(Input for this task)
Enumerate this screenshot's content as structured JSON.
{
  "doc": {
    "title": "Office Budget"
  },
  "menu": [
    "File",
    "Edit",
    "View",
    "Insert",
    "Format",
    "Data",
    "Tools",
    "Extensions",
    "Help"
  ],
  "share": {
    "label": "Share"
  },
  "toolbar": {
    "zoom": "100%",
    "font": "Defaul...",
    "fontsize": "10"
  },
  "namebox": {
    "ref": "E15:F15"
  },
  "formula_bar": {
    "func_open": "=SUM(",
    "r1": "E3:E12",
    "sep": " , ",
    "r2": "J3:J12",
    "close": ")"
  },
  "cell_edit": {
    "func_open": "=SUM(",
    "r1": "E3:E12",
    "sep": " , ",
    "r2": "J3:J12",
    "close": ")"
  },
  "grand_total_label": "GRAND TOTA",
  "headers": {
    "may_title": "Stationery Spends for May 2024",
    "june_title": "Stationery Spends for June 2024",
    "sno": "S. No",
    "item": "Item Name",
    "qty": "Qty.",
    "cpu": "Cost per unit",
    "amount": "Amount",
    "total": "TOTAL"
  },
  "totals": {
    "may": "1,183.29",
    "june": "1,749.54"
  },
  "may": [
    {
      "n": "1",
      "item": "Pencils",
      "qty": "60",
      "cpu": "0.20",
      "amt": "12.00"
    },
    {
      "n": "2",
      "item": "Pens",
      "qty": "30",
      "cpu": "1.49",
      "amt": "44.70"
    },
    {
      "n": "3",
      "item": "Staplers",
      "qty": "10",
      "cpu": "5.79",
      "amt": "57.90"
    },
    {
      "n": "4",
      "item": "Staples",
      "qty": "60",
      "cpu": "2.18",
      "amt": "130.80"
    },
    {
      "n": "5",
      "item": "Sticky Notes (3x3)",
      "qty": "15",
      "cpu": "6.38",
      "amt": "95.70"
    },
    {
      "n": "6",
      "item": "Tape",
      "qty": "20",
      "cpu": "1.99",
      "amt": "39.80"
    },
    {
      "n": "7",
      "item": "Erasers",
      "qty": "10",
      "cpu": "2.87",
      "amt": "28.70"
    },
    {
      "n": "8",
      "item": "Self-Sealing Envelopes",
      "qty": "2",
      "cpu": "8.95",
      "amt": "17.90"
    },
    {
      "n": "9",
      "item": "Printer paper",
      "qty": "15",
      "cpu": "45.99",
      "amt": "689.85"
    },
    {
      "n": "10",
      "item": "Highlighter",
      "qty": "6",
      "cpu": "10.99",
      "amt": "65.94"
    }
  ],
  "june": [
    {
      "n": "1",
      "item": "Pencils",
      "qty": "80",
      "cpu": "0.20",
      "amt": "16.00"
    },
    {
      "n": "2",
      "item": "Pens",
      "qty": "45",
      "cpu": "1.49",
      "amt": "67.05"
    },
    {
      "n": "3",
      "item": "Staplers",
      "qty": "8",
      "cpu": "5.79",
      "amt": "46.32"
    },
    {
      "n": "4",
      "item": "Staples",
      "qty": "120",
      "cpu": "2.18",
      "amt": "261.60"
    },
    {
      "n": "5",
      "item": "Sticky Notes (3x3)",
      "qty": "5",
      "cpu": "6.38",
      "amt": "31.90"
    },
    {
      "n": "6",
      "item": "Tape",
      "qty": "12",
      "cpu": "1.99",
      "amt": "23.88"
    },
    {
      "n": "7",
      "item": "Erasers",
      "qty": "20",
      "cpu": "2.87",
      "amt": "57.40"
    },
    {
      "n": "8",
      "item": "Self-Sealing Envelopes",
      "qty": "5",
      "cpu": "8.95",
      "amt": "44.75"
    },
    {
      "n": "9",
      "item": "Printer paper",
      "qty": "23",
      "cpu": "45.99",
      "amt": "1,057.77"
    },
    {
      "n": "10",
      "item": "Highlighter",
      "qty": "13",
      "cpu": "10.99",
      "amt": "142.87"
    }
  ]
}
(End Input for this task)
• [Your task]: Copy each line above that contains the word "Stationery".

• [Response area]:
    "may_title": "Stationery Spends for May 2024",
    "june_title": "Stationery Spends for June 2024",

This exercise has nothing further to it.